◆ Data for processing:
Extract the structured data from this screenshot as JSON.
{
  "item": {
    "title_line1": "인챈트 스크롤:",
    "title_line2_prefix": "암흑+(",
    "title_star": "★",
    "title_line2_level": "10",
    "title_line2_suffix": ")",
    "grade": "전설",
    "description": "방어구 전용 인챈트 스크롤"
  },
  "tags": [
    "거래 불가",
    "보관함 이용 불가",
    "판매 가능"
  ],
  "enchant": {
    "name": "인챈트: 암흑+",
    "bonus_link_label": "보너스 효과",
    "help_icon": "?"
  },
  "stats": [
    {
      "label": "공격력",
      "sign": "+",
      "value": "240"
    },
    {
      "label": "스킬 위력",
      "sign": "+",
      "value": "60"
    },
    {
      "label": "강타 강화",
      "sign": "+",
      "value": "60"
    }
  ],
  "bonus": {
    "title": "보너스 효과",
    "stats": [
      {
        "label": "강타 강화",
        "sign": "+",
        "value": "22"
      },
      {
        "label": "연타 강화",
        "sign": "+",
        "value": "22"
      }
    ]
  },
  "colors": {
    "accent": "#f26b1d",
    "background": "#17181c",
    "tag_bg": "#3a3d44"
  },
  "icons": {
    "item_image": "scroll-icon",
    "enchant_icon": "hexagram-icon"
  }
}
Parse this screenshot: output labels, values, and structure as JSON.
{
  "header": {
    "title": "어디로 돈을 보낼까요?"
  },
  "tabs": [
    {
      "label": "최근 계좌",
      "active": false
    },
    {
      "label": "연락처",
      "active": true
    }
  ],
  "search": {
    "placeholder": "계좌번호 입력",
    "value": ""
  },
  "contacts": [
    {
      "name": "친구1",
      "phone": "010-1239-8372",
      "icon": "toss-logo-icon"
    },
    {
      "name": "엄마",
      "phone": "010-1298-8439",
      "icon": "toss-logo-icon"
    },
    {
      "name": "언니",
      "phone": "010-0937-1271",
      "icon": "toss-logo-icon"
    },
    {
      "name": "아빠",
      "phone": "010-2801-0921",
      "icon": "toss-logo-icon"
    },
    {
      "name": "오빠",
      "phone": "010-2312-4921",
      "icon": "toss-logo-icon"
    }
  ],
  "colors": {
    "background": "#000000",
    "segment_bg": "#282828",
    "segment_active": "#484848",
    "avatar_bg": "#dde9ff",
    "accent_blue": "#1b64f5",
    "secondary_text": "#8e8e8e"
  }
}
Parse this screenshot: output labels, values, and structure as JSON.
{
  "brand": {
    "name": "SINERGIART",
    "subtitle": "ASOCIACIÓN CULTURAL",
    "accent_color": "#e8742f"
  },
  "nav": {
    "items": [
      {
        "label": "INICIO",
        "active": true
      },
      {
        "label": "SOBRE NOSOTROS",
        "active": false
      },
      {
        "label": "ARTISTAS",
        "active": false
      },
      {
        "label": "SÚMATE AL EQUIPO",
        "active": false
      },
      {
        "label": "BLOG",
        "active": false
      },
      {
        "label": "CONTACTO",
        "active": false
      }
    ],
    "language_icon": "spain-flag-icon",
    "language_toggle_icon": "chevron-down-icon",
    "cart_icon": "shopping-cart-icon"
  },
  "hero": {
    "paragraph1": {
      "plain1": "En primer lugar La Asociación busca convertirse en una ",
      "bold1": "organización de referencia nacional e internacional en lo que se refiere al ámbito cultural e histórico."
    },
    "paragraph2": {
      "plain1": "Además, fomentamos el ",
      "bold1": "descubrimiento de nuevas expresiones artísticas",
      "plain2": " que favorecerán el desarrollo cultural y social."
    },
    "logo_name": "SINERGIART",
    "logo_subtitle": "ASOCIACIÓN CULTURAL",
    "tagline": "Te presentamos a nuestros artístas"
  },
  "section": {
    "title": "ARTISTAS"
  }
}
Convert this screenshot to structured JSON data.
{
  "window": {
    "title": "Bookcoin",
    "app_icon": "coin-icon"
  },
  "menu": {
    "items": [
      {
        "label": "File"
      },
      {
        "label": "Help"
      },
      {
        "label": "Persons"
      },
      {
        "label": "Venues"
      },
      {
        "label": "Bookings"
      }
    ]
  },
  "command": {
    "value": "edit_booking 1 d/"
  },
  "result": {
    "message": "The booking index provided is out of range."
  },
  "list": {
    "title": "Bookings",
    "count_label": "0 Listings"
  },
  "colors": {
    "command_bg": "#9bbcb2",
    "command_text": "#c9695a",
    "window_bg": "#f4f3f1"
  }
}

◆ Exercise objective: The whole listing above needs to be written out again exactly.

◆ Response box:
Extract the structured data from this screenshot as JSON.
{
  "item": {
    "title_line1": "인챈트 스크롤:",
    "title_line2_prefix": "암흑+(",
    "title_star": "★",
    "title_line2_level": "10",
    "title_line2_suffix": ")",
    "grade": "전설",
    "description": "방어구 전용 인챈트 스크롤"
  },
  "tags": [
    "거래 불가",
    "보관함 이용 불가",
    "판매 가능"
  ],
  "enchant": {
    "name": "인챈트: 암흑+",
    "bonus_link_label": "보너스 효과",
    "help_icon": "?"
  },
  "stats": [
    {
      "label": "공격력",
      "sign": "+",
      "value": "240"
    },
    {
      "label": "스킬 위력",
      "sign": "+",
      "value": "60"
    },
    {
      "label": "강타 강화",
      "sign": "+",
      "value": "60"
    }
  ],
  "bonus": {
    "title": "보너스 효과",
    "stats": [
      {
        "label": "강타 강화",
        "sign": "+",
        "value": "22"
      },
      {
        "label": "연타 강화",
        "sign": "+",
        "value": "22"
      }
    ]
  },
  "colors": {
    "accent": "#f26b1d",
    "background": "#17181c",
    "tag_bg": "#3a3d44"
  },
  "icons": {
    "item_image": "scroll-icon",
    "enchant_icon": "hexagram-icon"
  }
}
Parse this screenshot: output labels, values, and structure as JSON.
{
  "header": {
    "title": "어디로 돈을 보낼까요?"
  },
  "tabs": [
    {
      "label": "최근 계좌",
      "active": false
    },
    {
      "label": "연락처",
      "active": true
    }
  ],
  "search": {
    "placeholder": "계좌번호 입력",
    "value": ""
  },
  "contacts": [
    {
      "name": "친구1",
      "phone": "010-1239-8372",
      "icon": "toss-logo-icon"
    },
    {
      "name": "엄마",
      "phone": "010-1298-8439",
      "icon": "toss-logo-icon"
    },
    {
      "name": "언니",
      "phone": "010-0937-1271",
      "icon": "toss-logo-icon"
    },
    {
      "name": "아빠",
      "phone": "010-2801-0921",
      "icon": "toss-logo-icon"
    },
    {
      "name": "오빠",
      "phone": "010-2312-4921",
      "icon": "toss-logo-icon"
    }
  ],
  "colors": {
    "background": "#000000",
    "segment_bg": "#282828",
    "segment_active": "#484848",
    "avatar_bg": "#dde9ff",
    "accent_blue": "#1b64f5",
    "secondary_text": "#8e8e8e"
  }
}
Parse this screenshot: output labels, values, and structure as JSON.
{
  "brand": {
    "name": "SINERGIART",
    "subtitle": "ASOCIACIÓN CULTURAL",
    "accent_color": "#e8742f"
  },
  "nav": {
    "items": [
      {
        "label": "INICIO",
        "active": true
      },
      {
        "label": "SOBRE NOSOTROS",
        "active": false
      },
      {
        "label": "ARTISTAS",
        "active": false
      },
      {
        "label": "SÚMATE AL EQUIPO",
        "active": false
      },
      {
        "label": "BLOG",
        "active": false
      },
      {
        "label": "CONTACTO",
        "active": false
      }
    ],
    "language_icon": "spain-flag-icon",
    "language_toggle_icon": "chevron-down-icon",
    "cart_icon": "shopping-cart-icon"
  },
  "hero": {
    "paragraph1": {
      "plain1": "En primer lugar La Asociación busca convertirse en una ",
      "bold1": "organización de referencia nacional e internacional en lo que se refiere al ámbito cultural e histórico."
    },
    "paragraph2": {
      "plain1": "Además, fomentamos el ",
      "bold1": "descubrimiento de nuevas expresiones artísticas",
      "plain2": " que favorecerán el desarrollo cultural y social."
    },
    "logo_name": "SINERGIART",
    "logo_subtitle": "ASOCIACIÓN CULTURAL",
    "tagline": "Te presentamos a nuestros artístas"
  },
  "section": {
    "title": "ARTISTAS"
  }
}
Convert this screenshot to structured JSON data.
{
  "window": {
    "title": "Bookcoin",
    "app_icon": "coin-icon"
  },
  "menu": {
    "items": [
      {
        "label": "File"
      },
      {
        "label": "Help"
      },
      {
        "label": "Persons"
      },
      {
        "label": "Venues"
      },
      {
        "label": "Bookings"
      }
    ]
  },
  "command": {
    "value": "edit_booking 1 d/"
  },
  "result": {
    "message": "The booking index provided is out of range."
  },
  "list": {
    "title": "Bookings",
    "count_label": "0 Listings"
  },
  "colors": {
    "command_bg": "#9bbcb2",
    "command_text": "#c9695a",
    "window_bg": "#f4f3f1"
  }
}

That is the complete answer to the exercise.